What you should do:
Total the lines of the listing below that hold the word "ELISA". Output nothing except that number.

════════

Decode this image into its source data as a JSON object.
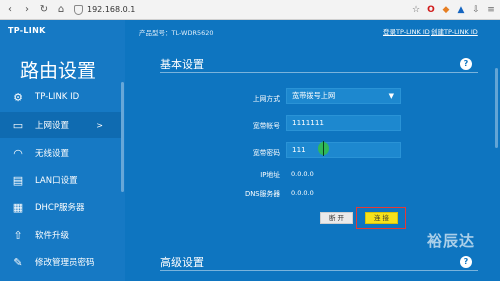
{
  "browser": {
    "url": "192.168.0.1",
    "nav": {
      "back": "‹",
      "forward": "›",
      "refresh": "↻",
      "home": "⌂"
    },
    "icons": [
      "star-icon",
      "opera-icon",
      "extension-icon",
      "shield-ext-icon",
      "download-icon",
      "menu-icon"
    ],
    "icon_glyphs": {
      "star": "☆",
      "opera": "O",
      "ext": "◆",
      "shield": "▲",
      "download": "⇩",
      "menu": "≡"
    }
  },
  "sidebar": {
    "logo": "TP-LINK",
    "title": "路由设置",
    "items": [
      {
        "label": "TP-LINK ID",
        "icon": "gear-icon",
        "glyph": "⚙"
      },
      {
        "label": "上网设置",
        "icon": "laptop-icon",
        "glyph": "▭",
        "arrow": ">"
      },
      {
        "label": "无线设置",
        "icon": "wifi-icon",
        "glyph": "◠"
      },
      {
        "label": "LAN口设置",
        "icon": "lan-icon",
        "glyph": "▤"
      },
      {
        "label": "DHCP服务器",
        "icon": "dhcp-icon",
        "glyph": "▦"
      },
      {
        "label": "软件升级",
        "icon": "upload-icon",
        "glyph": "⇧"
      },
      {
        "label": "修改管理员密码",
        "icon": "pencil-icon",
        "glyph": "✎"
      }
    ]
  },
  "main": {
    "model": "产品型号：TL-WDR5620",
    "link_tplink_id": "登录TP-LINK ID",
    "link_create_id": "创建TP-LINK ID",
    "basic_title": "基本设置",
    "help_glyph": "?",
    "form": {
      "mode_label": "上网方式",
      "mode_value": "宽带拨号上网",
      "mode_arrow": "▼",
      "account_label": "宽带帐号",
      "account_value": "1111111",
      "password_label": "宽带密码",
      "password_value": "111",
      "ip_label": "IP地址",
      "ip_value": "0.0.0.0",
      "dns_label": "DNS服务器",
      "dns_value": "0.0.0.0"
    },
    "disconnect_label": "断 开",
    "connect_label": "连 接",
    "advanced_title": "高级设置"
  },
  "watermark": "裕辰达",
  "colors": {
    "sidebar": "#1679c4",
    "main": "#0e75c0",
    "connect": "#f7e21a",
    "highlight": "#e53935"
  }
}
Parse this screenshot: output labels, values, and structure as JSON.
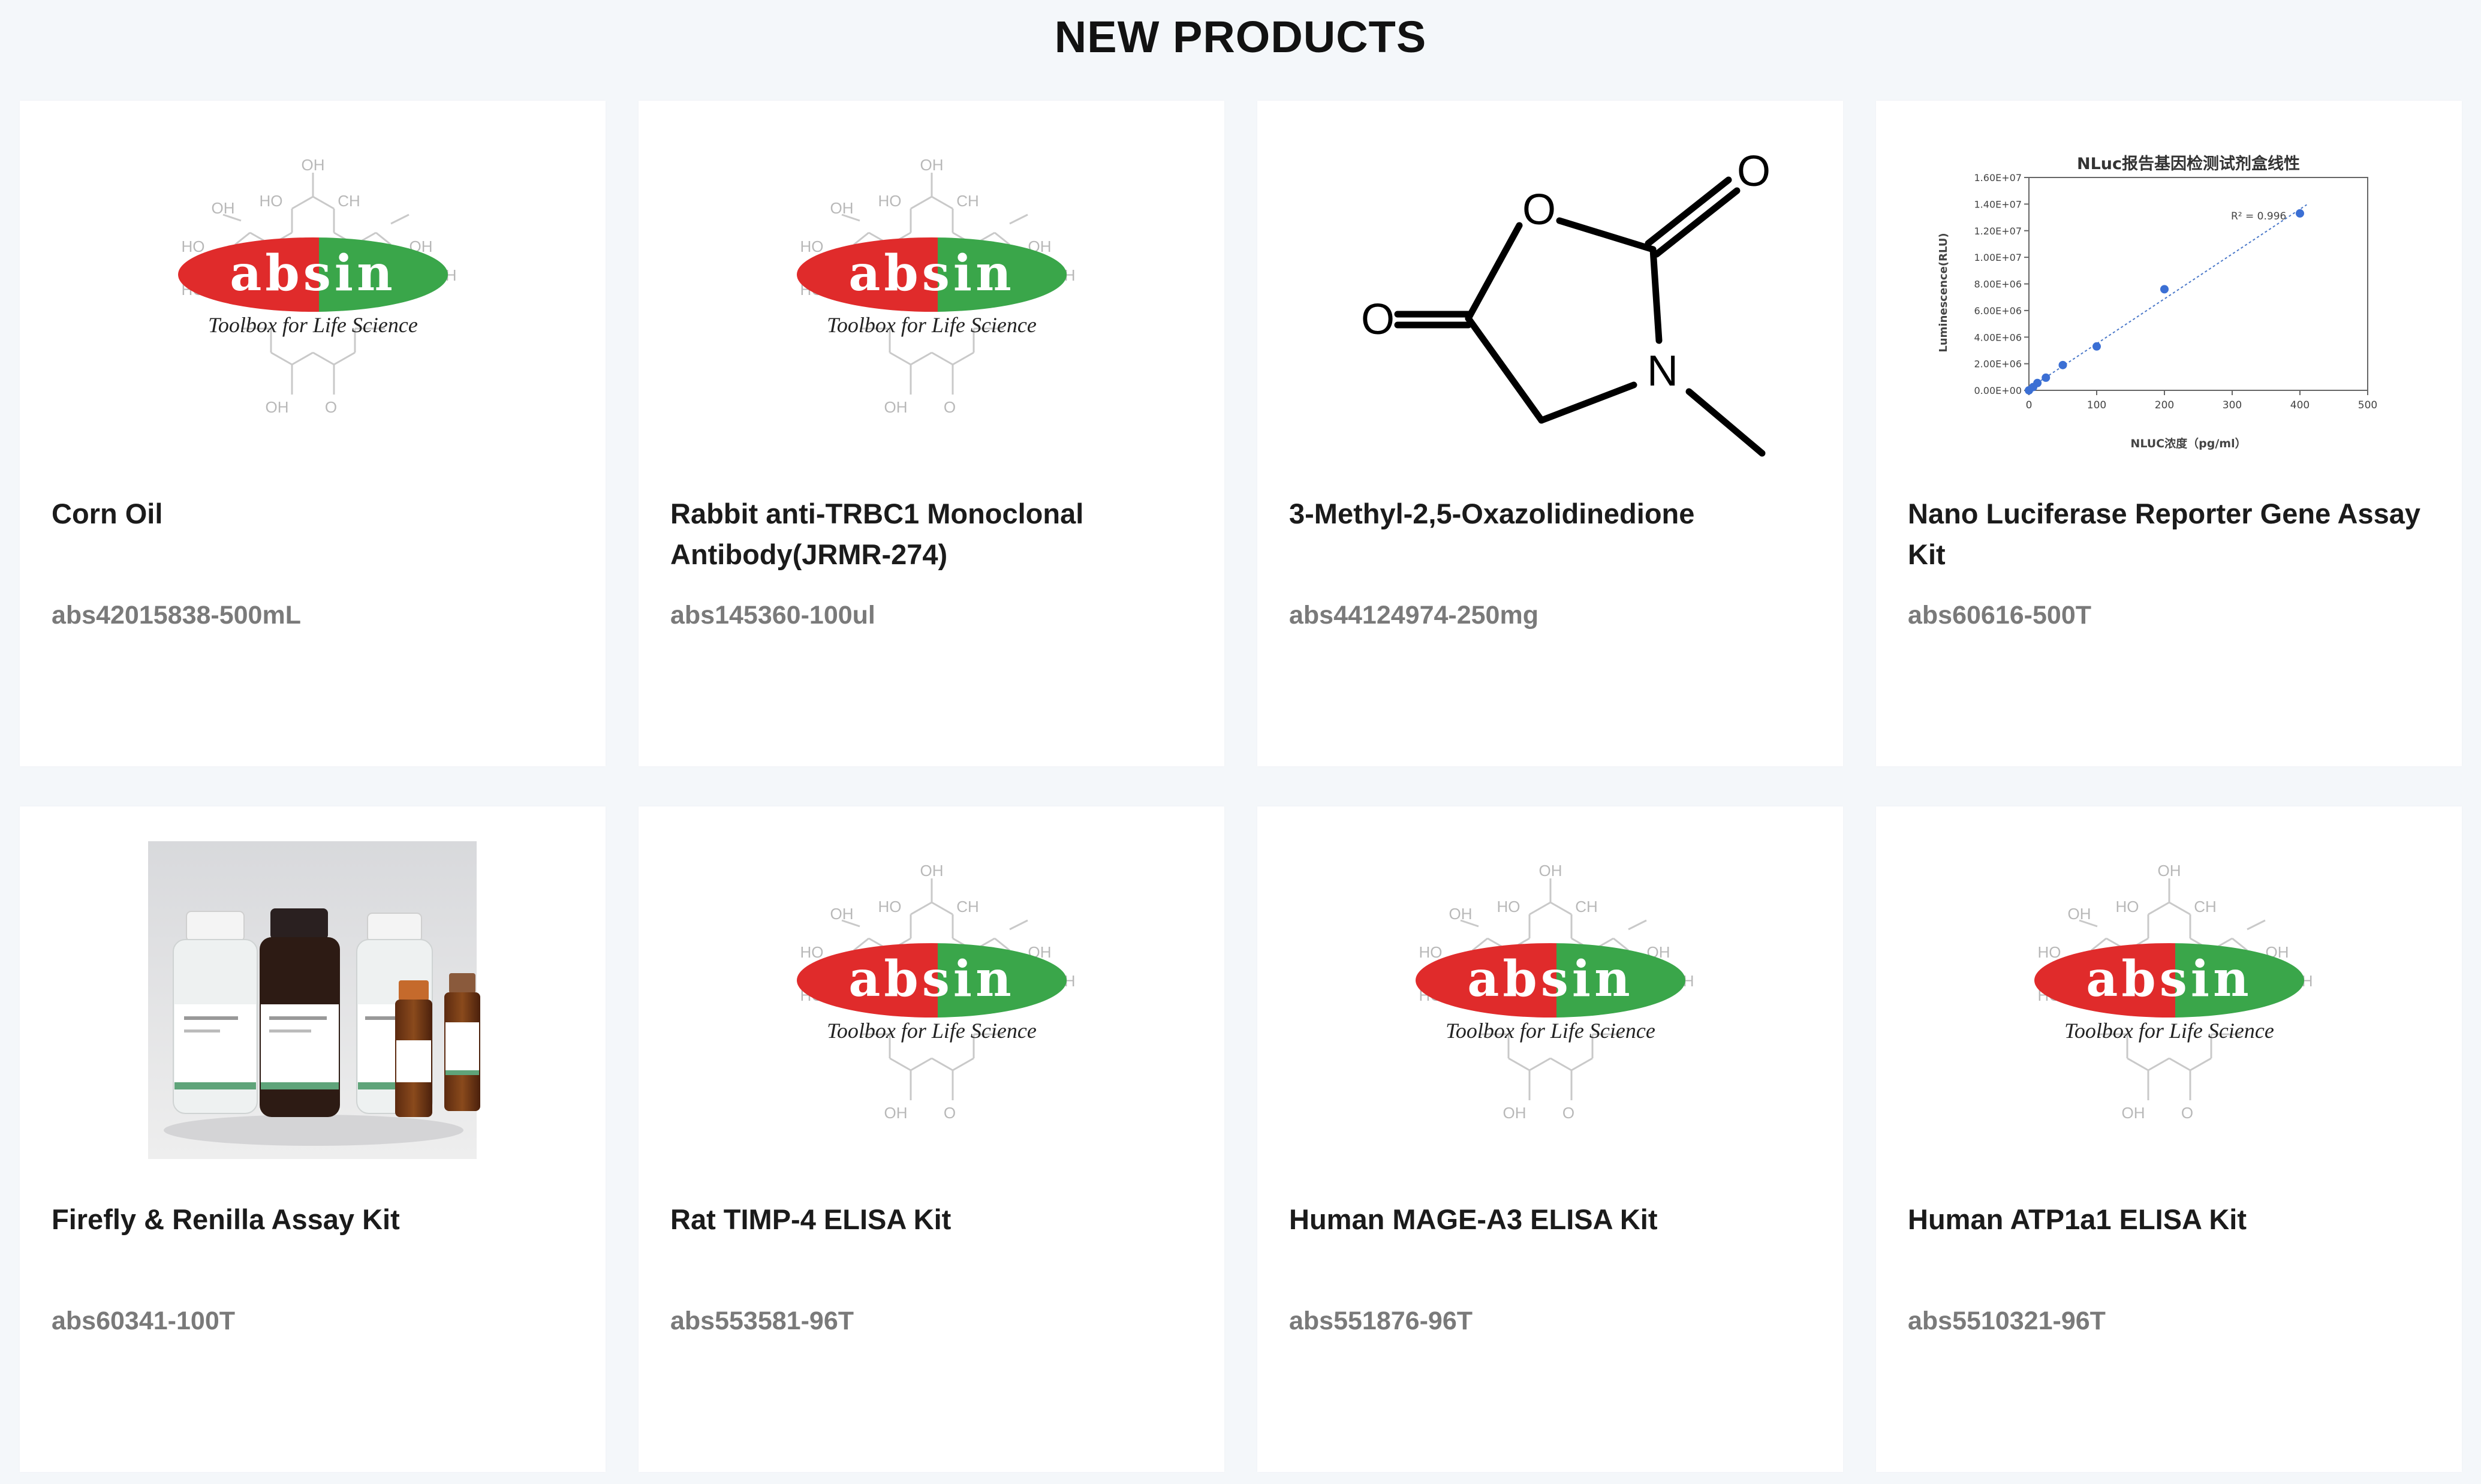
{
  "page": {
    "title": "NEW PRODUCTS"
  },
  "colors": {
    "background": "#f4f7fa",
    "card": "#ffffff",
    "logo_red": "#e02b2b",
    "logo_green": "#3aa64a",
    "sku_gray": "#7a7a7a"
  },
  "logo": {
    "word": "absin",
    "tagline": "Toolbox for Life Science"
  },
  "products": [
    {
      "name": "Corn Oil",
      "sku": "abs42015838-500mL",
      "image": "absin-logo"
    },
    {
      "name": "Rabbit anti-TRBC1 Monoclonal Antibody(JRMR-274)",
      "sku": "abs145360-100ul",
      "image": "absin-logo"
    },
    {
      "name": "3-Methyl-2,5-Oxazolidinedione",
      "sku": "abs44124974-250mg",
      "image": "chemical-structure"
    },
    {
      "name": "Nano Luciferase Reporter Gene Assay Kit",
      "sku": "abs60616-500T",
      "image": "standard-curve-chart"
    },
    {
      "name": "Firefly & Renilla Assay Kit",
      "sku": "abs60341-100T",
      "image": "kit-bottles-photo"
    },
    {
      "name": "Rat TIMP-4 ELISA Kit",
      "sku": "abs553581-96T",
      "image": "absin-logo"
    },
    {
      "name": "Human MAGE-A3 ELISA Kit",
      "sku": "abs551876-96T",
      "image": "absin-logo"
    },
    {
      "name": "Human ATP1a1 ELISA Kit",
      "sku": "abs5510321-96T",
      "image": "absin-logo"
    }
  ],
  "molecule": {
    "atoms": [
      "O",
      "O",
      "O",
      "N"
    ]
  },
  "nluc_chart": {
    "title": "NLuc报告基因检测试剂盒线性",
    "ylabel": "Luminescence(RLU)",
    "xlabel": "NLUC浓度（pg/ml）",
    "annotation": "R² = 0.996",
    "y_ticks": [
      "0.00E+00",
      "2.00E+06",
      "4.00E+06",
      "6.00E+06",
      "8.00E+06",
      "1.00E+07",
      "1.20E+07",
      "1.40E+07",
      "1.60E+07"
    ],
    "x_ticks": [
      "0",
      "100",
      "200",
      "300",
      "400",
      "500"
    ]
  },
  "chart_data": {
    "type": "scatter",
    "title": "NLuc报告基因检测试剂盒线性",
    "xlabel": "NLUC浓度（pg/ml）",
    "ylabel": "Luminescence(RLU)",
    "xlim": [
      0,
      500
    ],
    "ylim": [
      0,
      16000000
    ],
    "x": [
      0,
      6.25,
      12.5,
      25,
      50,
      100,
      200,
      400
    ],
    "y": [
      0,
      250000,
      550000,
      950000,
      1900000,
      3300000,
      7600000,
      13300000
    ],
    "trendline": "linear",
    "annotation": "R² = 0.996",
    "grid": false
  }
}
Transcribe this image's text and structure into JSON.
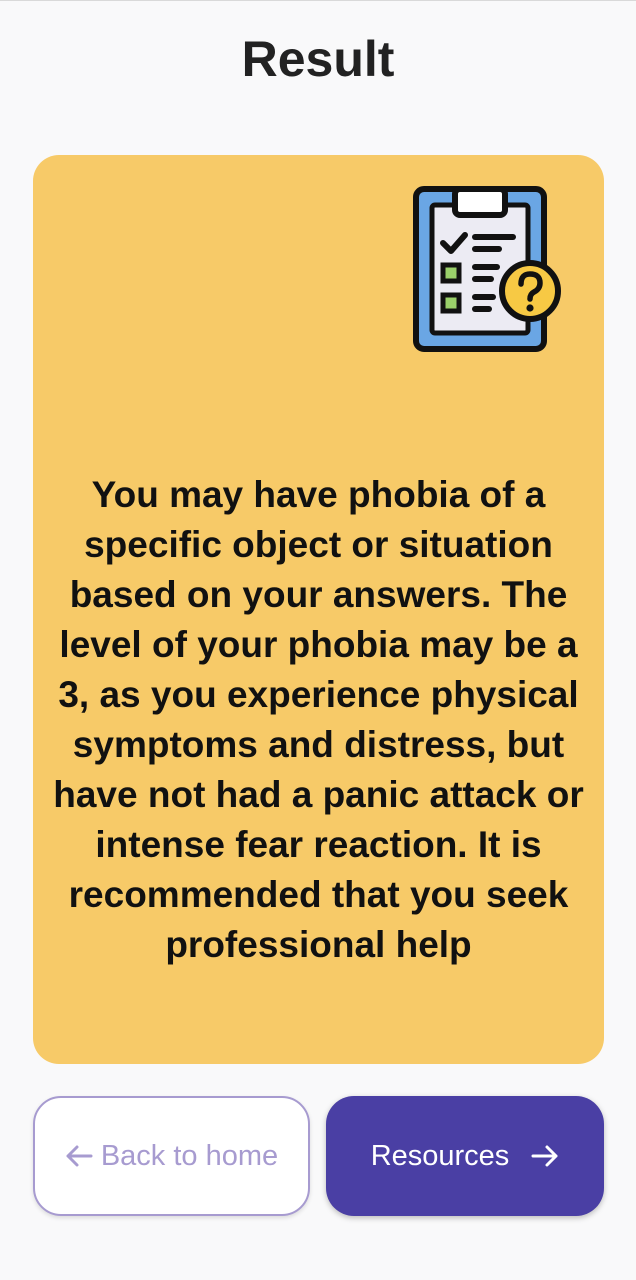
{
  "header": {
    "title": "Result"
  },
  "card": {
    "illustration_icon": "clipboard-checklist-question-icon",
    "result_text": "You may have phobia of a specific object or situation based on your answers. The level of your phobia may be a 3, as you experience physical symptoms and distress, but have not had a panic attack or intense fear reaction. It is recommended that you seek professional help"
  },
  "buttons": {
    "back_label": "Back to home",
    "back_icon": "arrow-left-icon",
    "resources_label": "Resources",
    "resources_icon": "arrow-right-icon"
  },
  "colors": {
    "background": "#f9f9fa",
    "card": "#f7ca68",
    "primary": "#4a3fa4",
    "secondary_border": "#a79bd0"
  }
}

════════

Result of the task:
3